Without further ado, here are our “insider” picks: We’re relentlessly cheering for Juno as Best Picture. Comedies are almost never recognized as Best Picture material. And as comedy writers ourselves, this gives us hope that someday we can graduate from sitting on our couch making fun of nominees to being the nominees made fun of. And for Best Sound Mixing, we’re pulling for Paul Massey, David Giammarco and Jim Stuebe for 3:10 TO Yuma! Actually, we have no clue about sound mixing, like the rest of America watching this Sunday.
Sure, we appreciate good sound mixing as much as the next audience member, but it’s a black hole of mystery to us. That, and the Art Direction category.
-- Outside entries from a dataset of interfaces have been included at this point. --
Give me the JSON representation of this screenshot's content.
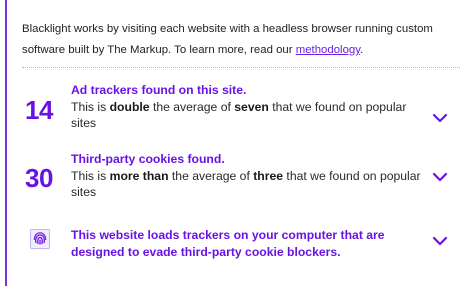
{
  "intro": {
    "text": "Blacklight works by visiting each website with a headless browser running custom software built by The Markup. To learn more, read our ",
    "link_label": "methodology",
    "suffix": "."
  },
  "findings": [
    {
      "count": "14",
      "title": "Ad trackers found on this site.",
      "desc_pre": "This is ",
      "desc_bold1": "double",
      "desc_mid": " the average of ",
      "desc_bold2": "seven",
      "desc_post": " that we found on popular sites"
    },
    {
      "count": "30",
      "title": "Third-party cookies found.",
      "desc_pre": "This is ",
      "desc_bold1": "more than",
      "desc_mid": " the average of ",
      "desc_bold2": "three",
      "desc_post": " that we found on popular sites"
    }
  ],
  "evasion": {
    "icon": "fingerprint-icon",
    "text": "This website loads trackers on your computer that are designed to evade third-party cookie blockers."
  },
  "colors": {
    "accent": "#6a12e6",
    "frame": "#7b2fe0"
  }
}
Predicting winners in those categories sometimes involves a dart board. Even though we work in “the biz”, we’re no more insightful or accurate in our Oscar pool than the guy who delivered the pizza we’re eating.
So onto the one subject matter we do know something about: screenplays. In our opinion, it’s pretty terrific that writers have not one but two Oscar categories for scripts: adapted and original. An adapted screenplay is actually much different from an original. Having written both types of scripts, we can say that each has its challenges. In an adaptation, it’s important to keep the spirit of the book alive and stay true to the basic plot. Easier said than done. Good books rarely make good movies because literature is inherently cerebral and interior. So with that in mind, our Best Adaptation vote is for No Country for Old Men to win. [Spoiler alert ahead.]
The Coen Brothers did something truly groundbreaking by killing off their main character and switching the P.O.V. in the last third of the movie. While jarring, it was an innovative narrative choice. And, maybe more importantly, the film provided actor Javier Bardem with an opportunity to show off the most psychologically frightening bowl haircut since Randy Quaid co-starred in Kingpin. The sister category of Original Screenplay has its own challenges. Creating something fully formed out of your imagination is never easy. Trust us, we try to work that magic daily. Our long shot pick to win is Ratatouille. We love food and cute animals — enough said.
Despite the fact that many Americans haven’t even see all the movies nominated (um, between us, we haven’t either), over 40 million viewers tune into the Oscars each year, including Hollywood “insiders”. There’s just something about seeing gorgeous actresses in sleeveless gowns in February that’s a cause for celebration.